(Source records)

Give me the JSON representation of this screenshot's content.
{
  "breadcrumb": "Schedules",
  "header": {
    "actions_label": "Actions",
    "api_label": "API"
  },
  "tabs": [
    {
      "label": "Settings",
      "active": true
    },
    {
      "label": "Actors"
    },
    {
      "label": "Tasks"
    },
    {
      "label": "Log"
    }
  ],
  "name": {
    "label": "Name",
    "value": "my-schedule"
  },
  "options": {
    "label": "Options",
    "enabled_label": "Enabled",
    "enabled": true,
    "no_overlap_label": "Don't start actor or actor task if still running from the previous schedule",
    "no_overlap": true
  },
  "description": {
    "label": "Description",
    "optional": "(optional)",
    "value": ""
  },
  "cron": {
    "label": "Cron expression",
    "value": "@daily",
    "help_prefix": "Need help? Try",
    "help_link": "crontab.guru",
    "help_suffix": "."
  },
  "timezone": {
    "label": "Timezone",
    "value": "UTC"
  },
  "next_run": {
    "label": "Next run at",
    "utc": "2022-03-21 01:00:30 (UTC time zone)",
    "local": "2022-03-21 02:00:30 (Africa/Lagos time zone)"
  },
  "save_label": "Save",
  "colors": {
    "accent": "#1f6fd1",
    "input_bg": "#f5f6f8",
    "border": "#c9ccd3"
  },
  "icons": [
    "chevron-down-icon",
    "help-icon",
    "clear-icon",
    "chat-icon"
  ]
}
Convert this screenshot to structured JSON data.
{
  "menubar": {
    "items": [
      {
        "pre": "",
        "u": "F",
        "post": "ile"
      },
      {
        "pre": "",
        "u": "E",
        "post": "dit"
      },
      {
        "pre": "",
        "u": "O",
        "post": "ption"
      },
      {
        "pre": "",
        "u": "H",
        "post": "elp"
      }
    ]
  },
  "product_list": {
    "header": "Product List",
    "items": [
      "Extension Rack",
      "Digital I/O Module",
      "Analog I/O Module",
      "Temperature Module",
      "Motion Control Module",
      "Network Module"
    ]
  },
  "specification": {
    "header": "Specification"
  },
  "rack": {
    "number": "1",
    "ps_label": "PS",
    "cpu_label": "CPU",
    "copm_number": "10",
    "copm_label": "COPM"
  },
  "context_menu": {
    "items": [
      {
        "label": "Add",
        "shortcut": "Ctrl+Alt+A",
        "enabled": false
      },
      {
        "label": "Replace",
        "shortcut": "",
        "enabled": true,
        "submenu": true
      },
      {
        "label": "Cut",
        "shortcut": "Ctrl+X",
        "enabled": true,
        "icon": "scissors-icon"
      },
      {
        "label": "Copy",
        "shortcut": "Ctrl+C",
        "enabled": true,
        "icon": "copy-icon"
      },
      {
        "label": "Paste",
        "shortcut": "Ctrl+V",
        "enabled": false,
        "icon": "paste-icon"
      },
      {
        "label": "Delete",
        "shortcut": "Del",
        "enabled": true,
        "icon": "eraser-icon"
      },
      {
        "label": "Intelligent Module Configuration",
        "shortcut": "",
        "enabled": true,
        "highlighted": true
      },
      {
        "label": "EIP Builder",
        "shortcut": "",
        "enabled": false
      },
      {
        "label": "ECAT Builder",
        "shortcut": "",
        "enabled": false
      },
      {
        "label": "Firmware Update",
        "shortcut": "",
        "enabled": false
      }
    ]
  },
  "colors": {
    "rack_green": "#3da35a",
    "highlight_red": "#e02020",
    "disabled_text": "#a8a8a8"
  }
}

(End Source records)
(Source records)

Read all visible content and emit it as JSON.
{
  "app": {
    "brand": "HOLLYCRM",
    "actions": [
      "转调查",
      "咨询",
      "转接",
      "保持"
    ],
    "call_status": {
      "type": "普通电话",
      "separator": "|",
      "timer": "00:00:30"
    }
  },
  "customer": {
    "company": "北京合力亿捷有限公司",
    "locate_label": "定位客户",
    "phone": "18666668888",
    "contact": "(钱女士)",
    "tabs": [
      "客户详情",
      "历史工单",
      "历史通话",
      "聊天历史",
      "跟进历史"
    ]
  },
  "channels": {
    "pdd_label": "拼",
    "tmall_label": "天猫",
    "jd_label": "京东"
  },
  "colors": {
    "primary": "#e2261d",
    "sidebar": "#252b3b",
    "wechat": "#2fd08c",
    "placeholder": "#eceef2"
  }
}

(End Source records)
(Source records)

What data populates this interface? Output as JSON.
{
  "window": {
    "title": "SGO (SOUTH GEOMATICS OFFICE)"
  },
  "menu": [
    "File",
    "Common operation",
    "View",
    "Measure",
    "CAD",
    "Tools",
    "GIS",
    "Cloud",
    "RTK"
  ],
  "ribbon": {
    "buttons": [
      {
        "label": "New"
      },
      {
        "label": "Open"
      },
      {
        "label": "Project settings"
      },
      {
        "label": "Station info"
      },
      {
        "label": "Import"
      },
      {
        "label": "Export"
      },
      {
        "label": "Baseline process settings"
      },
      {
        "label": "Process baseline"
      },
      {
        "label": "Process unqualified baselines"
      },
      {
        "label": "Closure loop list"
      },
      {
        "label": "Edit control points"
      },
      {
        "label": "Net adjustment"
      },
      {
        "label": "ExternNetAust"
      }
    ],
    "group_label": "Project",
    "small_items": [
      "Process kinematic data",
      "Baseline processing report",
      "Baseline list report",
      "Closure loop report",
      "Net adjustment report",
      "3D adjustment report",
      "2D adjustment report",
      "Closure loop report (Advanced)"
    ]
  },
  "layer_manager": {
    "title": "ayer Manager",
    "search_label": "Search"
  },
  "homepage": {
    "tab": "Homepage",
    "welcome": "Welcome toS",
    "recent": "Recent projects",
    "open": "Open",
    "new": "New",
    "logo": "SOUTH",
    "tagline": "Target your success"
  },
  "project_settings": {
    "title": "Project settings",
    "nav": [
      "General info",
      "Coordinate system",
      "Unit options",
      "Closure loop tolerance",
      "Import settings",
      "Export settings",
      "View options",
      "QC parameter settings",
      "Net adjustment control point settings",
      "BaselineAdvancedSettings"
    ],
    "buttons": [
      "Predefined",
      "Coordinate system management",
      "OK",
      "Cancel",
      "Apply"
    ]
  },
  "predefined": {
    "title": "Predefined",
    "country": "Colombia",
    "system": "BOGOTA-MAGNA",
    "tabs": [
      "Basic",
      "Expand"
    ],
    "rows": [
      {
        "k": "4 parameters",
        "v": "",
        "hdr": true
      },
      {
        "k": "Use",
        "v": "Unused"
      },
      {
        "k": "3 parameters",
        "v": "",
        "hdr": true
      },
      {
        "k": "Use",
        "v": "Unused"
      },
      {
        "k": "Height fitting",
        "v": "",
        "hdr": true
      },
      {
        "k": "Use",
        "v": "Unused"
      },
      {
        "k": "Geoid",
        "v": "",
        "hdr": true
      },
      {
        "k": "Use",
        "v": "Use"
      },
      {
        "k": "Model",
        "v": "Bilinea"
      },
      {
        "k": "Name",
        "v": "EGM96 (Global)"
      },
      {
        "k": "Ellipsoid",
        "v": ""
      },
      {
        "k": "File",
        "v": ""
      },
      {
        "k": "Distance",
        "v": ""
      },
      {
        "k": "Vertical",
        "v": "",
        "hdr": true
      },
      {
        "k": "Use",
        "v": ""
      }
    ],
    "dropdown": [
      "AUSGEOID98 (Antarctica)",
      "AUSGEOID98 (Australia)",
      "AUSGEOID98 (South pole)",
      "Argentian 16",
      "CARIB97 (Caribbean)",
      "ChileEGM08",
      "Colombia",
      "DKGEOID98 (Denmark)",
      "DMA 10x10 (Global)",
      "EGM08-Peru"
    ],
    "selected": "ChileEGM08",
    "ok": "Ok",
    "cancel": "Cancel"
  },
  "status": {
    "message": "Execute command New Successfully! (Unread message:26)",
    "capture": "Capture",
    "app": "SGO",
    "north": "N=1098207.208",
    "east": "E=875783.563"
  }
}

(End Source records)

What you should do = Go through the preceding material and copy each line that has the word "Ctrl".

Solution to this exercise =
        "shortcut": "Ctrl+Alt+A",
        "shortcut": "Ctrl+X",
        "shortcut": "Ctrl+C",
        "shortcut": "Ctrl+V",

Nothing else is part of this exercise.